◆ **Problem requirements**
Count how many lines in this material contain "kind". The answer is that number alone.

..........

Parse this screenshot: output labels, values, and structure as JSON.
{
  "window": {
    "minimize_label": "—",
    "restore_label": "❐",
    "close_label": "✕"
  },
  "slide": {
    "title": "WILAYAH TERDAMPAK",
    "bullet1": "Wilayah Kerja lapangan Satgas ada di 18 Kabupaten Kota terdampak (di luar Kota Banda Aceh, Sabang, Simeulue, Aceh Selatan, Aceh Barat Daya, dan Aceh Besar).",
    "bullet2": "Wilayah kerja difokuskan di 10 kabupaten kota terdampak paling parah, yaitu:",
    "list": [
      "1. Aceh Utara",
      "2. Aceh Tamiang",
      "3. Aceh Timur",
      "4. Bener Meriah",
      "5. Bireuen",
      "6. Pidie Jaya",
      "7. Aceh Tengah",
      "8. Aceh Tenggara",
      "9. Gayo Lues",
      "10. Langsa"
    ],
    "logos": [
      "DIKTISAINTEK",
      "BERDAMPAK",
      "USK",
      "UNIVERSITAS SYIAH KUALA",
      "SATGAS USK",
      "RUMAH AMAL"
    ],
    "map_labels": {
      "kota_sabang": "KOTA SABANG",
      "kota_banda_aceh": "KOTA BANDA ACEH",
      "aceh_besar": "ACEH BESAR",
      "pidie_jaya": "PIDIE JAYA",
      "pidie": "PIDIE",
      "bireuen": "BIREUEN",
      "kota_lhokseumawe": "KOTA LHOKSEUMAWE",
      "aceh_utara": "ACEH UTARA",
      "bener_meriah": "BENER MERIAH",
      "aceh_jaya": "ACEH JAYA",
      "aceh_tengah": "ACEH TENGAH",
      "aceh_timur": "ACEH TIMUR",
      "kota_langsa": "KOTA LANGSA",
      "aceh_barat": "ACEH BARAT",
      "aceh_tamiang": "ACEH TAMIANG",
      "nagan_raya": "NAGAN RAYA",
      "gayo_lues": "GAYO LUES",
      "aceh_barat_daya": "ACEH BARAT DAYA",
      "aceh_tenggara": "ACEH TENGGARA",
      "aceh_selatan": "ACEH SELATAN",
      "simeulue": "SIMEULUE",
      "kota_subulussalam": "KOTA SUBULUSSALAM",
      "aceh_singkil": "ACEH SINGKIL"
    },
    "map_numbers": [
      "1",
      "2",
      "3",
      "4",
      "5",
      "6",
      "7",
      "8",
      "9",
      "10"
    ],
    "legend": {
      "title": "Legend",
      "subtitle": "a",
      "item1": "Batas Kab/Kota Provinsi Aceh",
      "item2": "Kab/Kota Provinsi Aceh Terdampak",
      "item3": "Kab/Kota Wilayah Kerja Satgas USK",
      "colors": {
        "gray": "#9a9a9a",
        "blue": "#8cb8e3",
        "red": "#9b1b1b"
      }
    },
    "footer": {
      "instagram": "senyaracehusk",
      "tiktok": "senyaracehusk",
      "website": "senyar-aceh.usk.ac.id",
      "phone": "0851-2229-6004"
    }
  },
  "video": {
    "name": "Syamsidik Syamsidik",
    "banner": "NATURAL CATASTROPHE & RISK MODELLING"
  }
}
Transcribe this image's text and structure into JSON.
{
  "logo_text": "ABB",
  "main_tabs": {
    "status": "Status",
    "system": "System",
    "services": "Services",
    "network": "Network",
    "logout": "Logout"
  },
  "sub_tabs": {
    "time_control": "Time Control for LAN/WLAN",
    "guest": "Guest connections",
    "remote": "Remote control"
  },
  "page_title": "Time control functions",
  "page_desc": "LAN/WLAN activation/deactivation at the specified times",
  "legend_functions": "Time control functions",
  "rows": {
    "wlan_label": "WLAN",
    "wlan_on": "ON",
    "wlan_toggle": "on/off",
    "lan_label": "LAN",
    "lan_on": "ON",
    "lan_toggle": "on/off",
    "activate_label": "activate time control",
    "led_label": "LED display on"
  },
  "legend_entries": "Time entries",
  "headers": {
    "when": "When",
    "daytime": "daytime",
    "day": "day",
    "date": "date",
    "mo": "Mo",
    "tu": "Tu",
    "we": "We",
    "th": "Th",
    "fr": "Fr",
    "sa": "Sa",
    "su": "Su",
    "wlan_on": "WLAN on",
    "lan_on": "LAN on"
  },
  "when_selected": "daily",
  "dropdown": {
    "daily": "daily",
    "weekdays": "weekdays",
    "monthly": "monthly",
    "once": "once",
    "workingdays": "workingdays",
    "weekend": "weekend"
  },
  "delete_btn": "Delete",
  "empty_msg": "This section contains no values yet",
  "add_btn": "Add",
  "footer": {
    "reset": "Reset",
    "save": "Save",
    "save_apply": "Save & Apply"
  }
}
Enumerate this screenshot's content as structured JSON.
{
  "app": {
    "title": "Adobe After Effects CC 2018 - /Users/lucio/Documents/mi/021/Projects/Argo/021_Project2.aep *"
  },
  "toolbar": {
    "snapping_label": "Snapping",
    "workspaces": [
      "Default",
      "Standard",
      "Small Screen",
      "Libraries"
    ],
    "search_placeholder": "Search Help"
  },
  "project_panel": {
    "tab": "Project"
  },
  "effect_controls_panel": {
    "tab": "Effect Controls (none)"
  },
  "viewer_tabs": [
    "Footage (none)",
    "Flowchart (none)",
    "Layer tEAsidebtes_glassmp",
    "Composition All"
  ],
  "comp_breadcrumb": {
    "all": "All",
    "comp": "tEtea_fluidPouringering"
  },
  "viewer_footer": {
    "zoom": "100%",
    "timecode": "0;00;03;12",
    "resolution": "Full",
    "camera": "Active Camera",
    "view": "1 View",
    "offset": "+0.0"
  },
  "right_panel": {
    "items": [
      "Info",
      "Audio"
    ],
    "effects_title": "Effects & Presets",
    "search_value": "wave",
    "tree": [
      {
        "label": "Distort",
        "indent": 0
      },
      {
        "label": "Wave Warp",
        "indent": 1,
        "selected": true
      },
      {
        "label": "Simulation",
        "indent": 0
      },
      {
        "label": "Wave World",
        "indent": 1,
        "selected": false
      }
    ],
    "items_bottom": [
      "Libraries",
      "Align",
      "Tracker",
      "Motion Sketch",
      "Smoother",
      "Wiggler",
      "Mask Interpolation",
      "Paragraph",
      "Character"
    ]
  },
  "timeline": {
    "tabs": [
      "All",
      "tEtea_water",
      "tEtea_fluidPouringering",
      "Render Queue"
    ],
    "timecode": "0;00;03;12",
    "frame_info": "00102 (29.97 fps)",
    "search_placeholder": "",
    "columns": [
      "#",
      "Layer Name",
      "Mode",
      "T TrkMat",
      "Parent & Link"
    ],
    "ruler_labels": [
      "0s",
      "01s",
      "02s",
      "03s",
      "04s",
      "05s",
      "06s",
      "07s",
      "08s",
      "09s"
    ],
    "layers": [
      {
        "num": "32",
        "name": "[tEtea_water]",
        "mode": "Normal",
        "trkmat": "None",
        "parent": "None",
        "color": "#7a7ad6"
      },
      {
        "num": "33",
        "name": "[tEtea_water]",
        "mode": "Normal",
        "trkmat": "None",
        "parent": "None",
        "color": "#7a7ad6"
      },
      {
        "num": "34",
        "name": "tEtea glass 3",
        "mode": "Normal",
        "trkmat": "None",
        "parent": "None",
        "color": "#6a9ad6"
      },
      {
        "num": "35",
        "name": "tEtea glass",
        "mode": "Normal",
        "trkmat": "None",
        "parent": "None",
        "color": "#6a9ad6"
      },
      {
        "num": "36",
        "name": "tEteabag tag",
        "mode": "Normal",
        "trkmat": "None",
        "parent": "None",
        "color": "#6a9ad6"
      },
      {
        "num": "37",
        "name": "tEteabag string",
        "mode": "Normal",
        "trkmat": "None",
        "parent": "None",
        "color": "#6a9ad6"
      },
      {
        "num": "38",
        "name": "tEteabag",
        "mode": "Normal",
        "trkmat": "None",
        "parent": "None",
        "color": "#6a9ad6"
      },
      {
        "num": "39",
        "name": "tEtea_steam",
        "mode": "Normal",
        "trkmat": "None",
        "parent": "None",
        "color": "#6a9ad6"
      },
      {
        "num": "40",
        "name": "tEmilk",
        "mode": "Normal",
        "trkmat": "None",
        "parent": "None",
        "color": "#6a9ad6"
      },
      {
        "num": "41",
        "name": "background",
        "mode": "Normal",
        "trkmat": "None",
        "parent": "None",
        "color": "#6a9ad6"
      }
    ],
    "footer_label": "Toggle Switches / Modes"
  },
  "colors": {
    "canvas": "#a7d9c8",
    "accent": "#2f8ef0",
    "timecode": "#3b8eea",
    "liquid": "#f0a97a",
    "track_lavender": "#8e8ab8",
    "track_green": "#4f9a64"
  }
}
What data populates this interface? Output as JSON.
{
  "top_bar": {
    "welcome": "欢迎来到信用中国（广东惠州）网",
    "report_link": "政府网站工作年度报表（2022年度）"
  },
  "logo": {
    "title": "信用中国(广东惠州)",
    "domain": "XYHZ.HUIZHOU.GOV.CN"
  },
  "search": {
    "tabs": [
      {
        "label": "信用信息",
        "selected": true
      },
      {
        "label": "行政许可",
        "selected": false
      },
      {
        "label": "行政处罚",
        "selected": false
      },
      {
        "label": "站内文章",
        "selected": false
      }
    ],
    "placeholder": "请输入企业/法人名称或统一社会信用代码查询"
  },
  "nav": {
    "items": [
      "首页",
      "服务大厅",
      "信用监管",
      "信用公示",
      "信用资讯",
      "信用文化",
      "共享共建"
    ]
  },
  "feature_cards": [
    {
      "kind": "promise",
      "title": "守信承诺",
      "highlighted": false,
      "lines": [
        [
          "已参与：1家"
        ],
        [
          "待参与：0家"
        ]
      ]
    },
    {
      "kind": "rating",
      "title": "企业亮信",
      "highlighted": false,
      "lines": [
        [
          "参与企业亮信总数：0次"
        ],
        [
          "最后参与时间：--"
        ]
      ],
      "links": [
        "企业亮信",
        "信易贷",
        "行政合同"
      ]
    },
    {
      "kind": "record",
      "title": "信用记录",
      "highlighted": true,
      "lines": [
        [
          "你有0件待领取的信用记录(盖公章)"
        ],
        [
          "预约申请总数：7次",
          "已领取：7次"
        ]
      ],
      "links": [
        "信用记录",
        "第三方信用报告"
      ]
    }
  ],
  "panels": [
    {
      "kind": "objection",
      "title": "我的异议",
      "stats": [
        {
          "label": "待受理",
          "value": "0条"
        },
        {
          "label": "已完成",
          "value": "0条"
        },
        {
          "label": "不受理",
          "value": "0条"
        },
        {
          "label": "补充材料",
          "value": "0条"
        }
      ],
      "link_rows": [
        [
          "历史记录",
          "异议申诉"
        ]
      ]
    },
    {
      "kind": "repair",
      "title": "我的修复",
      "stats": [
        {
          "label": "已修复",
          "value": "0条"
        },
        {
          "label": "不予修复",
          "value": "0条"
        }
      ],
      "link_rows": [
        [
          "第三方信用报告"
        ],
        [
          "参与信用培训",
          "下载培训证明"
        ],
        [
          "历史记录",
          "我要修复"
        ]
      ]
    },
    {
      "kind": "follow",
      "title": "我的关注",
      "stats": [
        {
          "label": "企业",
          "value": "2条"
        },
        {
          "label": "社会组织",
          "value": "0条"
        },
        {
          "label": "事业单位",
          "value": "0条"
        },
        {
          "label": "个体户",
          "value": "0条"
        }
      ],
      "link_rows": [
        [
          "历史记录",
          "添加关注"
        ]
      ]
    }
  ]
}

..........

◆ **Answer to this task**
6